• Brief:
Please return the whole listing, character for character.

• Records for the task:
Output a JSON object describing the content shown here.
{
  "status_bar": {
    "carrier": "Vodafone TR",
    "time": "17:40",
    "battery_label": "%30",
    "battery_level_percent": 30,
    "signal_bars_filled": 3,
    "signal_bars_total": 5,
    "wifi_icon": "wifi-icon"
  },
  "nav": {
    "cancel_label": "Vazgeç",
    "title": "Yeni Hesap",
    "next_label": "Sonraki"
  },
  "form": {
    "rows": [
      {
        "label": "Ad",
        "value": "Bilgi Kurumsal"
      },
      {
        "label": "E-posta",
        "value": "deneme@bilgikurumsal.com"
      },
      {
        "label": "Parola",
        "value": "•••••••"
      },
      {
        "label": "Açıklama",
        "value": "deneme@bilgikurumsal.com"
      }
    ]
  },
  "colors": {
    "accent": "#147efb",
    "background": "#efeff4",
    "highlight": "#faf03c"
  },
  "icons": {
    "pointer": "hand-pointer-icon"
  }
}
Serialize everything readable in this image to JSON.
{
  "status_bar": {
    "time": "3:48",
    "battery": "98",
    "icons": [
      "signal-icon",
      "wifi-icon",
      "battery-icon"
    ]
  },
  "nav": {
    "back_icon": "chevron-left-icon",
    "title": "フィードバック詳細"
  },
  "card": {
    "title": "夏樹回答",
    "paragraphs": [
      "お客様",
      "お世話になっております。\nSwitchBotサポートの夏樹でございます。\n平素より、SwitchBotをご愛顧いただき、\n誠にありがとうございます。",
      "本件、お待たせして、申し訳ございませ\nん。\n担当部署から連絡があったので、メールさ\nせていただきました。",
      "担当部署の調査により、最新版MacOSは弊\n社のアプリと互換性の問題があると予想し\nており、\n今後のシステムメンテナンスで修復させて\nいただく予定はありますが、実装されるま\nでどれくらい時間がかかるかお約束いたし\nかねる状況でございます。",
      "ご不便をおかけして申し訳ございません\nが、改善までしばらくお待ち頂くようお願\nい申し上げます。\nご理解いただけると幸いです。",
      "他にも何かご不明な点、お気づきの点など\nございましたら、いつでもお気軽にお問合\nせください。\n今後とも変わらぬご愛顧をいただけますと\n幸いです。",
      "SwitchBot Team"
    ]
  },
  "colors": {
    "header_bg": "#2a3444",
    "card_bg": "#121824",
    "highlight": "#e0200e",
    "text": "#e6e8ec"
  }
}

• Solution to this exercise:
Output a JSON object describing the content shown here.
{
  "status_bar": {
    "carrier": "Vodafone TR",
    "time": "17:40",
    "battery_label": "%30",
    "battery_level_percent": 30,
    "signal_bars_filled": 3,
    "signal_bars_total": 5,
    "wifi_icon": "wifi-icon"
  },
  "nav": {
    "cancel_label": "Vazgeç",
    "title": "Yeni Hesap",
    "next_label": "Sonraki"
  },
  "form": {
    "rows": [
      {
        "label": "Ad",
        "value": "Bilgi Kurumsal"
      },
      {
        "label": "E-posta",
        "value": "deneme@bilgikurumsal.com"
      },
      {
        "label": "Parola",
        "value": "•••••••"
      },
      {
        "label": "Açıklama",
        "value": "deneme@bilgikurumsal.com"
      }
    ]
  },
  "colors": {
    "accent": "#147efb",
    "background": "#efeff4",
    "highlight": "#faf03c"
  },
  "icons": {
    "pointer": "hand-pointer-icon"
  }
}
Serialize everything readable in this image to JSON.
{
  "status_bar": {
    "time": "3:48",
    "battery": "98",
    "icons": [
      "signal-icon",
      "wifi-icon",
      "battery-icon"
    ]
  },
  "nav": {
    "back_icon": "chevron-left-icon",
    "title": "フィードバック詳細"
  },
  "card": {
    "title": "夏樹回答",
    "paragraphs": [
      "お客様",
      "お世話になっております。\nSwitchBotサポートの夏樹でございます。\n平素より、SwitchBotをご愛顧いただき、\n誠にありがとうございます。",
      "本件、お待たせして、申し訳ございませ\nん。\n担当部署から連絡があったので、メールさ\nせていただきました。",
      "担当部署の調査により、最新版MacOSは弊\n社のアプリと互換性の問題があると予想し\nており、\n今後のシステムメンテナンスで修復させて\nいただく予定はありますが、実装されるま\nでどれくらい時間がかかるかお約束いたし\nかねる状況でございます。",
      "ご不便をおかけして申し訳ございません\nが、改善までしばらくお待ち頂くようお願\nい申し上げます。\nご理解いただけると幸いです。",
      "他にも何かご不明な点、お気づきの点など\nございましたら、いつでもお気軽にお問合\nせください。\n今後とも変わらぬご愛顧をいただけますと\n幸いです。",
      "SwitchBot Team"
    ]
  },
  "colors": {
    "header_bg": "#2a3444",
    "card_bg": "#121824",
    "highlight": "#e0200e",
    "text": "#e6e8ec"
  }
}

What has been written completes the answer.